In exchange for ending the liquidation proceedings, PAIH agreed to spin off the company which is responsible for 17% of Peru’s total fishing production. The parent company said in a statement last week that two companies were interested in purchasing its assets in Peru for $1.7 billion.

Undercurrent News reports that the price tag may be overvalued. “They are dreaming at $1.7 billion,” a source told the fishing-industry publication.

Another source told El Comercio that it was doubtful that any firm operating in Peru could pay that price, which values each percentage point of the company’s share of Peru’s fishing quota at $100 million. And given Peru’s decision not to open a second anchovy season in 2014 and the current El Niño phenomenon which will warm waters and reduce fish populations, the value per point of quota share could be as low as $60 million.

“It’s more likely that in the end the buyer will be a Chinese company with financial backing,” the source told El Comercio.

Two different sources – one in Peru and the other in Hong Kong – told Undercurrent News that Chinese investment firm Fosun was one of the two companies interested in purchasing China Fishery Group. In 2014 Fosun held talks to buy Pesquera Diamante, Peru’s third fishery with an 8.5% share, for $950 million.

While that deal never materialized, Fosun later paid $111 million for a 14% stake in CNFC, one of China’s largest deep-sea fishing companies.

Undercurrent cited Zhanjiang Guolian Aquatic Products and Guolian as possibly being the other bidder. El Comercio suggested that Norwegian firm Austevoll Seafood may also be interested in buying China Fishery Group.

The announced asset sale comes one day after the Shanghai stock exchange closed trading after falling 7% for the second time in four days for a total of almost 12% in the first week of 2016. Credit may be tightening as uncertainty spreads about the fundamental health of the world’s second-largest economy.

China Fishery Group became Peru’s largest fish producer after acquiring the Norwegian firm, Copeinca, in a hostile bid on the Oslo stock exchange.
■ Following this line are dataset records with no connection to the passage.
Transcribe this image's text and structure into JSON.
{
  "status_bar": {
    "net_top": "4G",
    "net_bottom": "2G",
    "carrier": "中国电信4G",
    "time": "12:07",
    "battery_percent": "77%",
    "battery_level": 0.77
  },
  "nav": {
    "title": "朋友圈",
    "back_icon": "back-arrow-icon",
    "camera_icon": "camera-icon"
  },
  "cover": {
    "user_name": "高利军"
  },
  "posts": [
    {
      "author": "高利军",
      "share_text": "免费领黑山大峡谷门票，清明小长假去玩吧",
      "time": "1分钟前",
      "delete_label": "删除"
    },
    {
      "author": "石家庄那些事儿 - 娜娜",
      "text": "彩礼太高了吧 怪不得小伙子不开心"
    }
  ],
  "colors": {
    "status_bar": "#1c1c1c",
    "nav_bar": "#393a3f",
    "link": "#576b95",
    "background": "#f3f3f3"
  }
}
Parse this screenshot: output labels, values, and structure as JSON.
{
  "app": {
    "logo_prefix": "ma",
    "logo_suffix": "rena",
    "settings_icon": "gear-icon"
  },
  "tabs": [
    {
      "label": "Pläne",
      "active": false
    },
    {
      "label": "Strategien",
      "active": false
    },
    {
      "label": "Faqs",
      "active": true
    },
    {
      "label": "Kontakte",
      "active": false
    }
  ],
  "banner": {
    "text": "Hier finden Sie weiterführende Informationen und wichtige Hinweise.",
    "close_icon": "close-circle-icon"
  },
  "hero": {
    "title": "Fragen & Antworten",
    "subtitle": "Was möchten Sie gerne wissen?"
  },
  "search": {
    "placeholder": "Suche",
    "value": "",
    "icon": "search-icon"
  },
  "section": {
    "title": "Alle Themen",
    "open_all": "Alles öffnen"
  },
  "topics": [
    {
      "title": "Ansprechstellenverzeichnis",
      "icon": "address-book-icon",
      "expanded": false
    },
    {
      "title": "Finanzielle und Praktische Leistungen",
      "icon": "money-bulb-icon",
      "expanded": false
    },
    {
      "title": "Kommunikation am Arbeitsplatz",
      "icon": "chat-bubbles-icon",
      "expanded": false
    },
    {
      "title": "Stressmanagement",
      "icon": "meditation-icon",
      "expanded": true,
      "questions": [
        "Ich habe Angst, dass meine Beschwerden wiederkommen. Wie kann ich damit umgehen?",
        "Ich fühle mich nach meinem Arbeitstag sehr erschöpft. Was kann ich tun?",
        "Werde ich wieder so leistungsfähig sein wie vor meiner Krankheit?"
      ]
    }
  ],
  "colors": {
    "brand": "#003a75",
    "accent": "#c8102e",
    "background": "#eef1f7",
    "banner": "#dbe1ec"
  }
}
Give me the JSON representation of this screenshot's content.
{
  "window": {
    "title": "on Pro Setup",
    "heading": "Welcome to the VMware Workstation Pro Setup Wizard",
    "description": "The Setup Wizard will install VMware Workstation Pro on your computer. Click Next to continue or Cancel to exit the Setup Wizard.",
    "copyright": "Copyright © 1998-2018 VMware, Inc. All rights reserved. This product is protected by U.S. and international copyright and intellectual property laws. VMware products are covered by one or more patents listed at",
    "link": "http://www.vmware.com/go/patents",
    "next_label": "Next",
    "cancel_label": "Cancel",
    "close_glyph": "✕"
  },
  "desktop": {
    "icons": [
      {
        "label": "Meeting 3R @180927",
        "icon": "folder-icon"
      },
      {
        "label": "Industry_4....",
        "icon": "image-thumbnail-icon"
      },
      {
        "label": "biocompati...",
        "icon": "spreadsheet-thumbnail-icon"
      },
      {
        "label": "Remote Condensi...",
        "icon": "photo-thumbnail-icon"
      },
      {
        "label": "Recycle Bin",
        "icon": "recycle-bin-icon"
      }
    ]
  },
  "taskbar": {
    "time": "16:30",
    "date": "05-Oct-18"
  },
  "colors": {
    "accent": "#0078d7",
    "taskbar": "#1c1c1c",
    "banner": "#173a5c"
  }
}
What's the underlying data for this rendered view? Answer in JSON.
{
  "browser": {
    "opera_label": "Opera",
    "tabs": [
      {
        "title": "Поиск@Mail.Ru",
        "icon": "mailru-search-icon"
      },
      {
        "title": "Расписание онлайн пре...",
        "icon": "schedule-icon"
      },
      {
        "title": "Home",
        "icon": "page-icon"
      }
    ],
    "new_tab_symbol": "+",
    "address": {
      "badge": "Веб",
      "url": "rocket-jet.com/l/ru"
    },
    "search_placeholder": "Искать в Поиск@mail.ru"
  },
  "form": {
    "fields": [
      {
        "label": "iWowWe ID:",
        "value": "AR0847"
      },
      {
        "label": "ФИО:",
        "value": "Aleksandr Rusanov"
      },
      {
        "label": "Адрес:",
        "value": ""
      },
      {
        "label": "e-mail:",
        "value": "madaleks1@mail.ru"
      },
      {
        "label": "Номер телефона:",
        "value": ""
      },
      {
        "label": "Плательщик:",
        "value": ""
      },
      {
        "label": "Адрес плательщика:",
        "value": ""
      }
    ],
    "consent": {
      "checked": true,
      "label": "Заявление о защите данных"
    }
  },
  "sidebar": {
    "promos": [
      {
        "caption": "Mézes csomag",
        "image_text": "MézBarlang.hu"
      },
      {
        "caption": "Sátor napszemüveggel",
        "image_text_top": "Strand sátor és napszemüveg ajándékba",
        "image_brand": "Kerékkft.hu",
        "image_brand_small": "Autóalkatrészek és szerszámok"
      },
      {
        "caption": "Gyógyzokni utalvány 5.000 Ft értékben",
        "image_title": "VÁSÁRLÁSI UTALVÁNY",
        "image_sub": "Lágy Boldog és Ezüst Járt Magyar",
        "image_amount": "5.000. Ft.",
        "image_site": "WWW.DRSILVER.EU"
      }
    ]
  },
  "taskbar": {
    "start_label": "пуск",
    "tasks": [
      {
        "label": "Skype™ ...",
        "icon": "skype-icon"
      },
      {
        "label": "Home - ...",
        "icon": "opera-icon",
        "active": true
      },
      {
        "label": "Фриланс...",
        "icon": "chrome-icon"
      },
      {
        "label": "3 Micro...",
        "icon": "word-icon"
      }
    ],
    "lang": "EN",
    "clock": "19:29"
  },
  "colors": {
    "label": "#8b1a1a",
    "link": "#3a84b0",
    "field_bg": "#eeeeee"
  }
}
The company ultimately paid $800 million after taking on debt which it is currently struggling to pay.

China Fishery Group sells fishmeal and fish oil made from anchovy, for which Peru is the world’s leading producer. The company has an estimated $488 million in annual revenue from operations in Peru and China.


China Fishery Group puso a la venta Copeinca y otros activos (El Comercio)

Cuestionan el valor de venta de la primera pesquera del país (El Comercio)

China’s Fosun tipped as likely bidder for Pacific Andes Peru assets (Undercurrent News)

Sources: China giants likely bidders for Pacific Andes Peru assets (Undercurrent News)

S&P: Peru sale would leave China Fishery with no ‘meaningful operations’ (Undercurrent News)

Pacific Andes hopes to sell Peru ops for $1.7bn (Undercurrent News)

Fitch: China Fishery’s Winding-Up Risks Reduced; Uncertainties Remain (Reuters)

China Fishery Missed Loan Payment This Month, S&P Says (Bloomberg)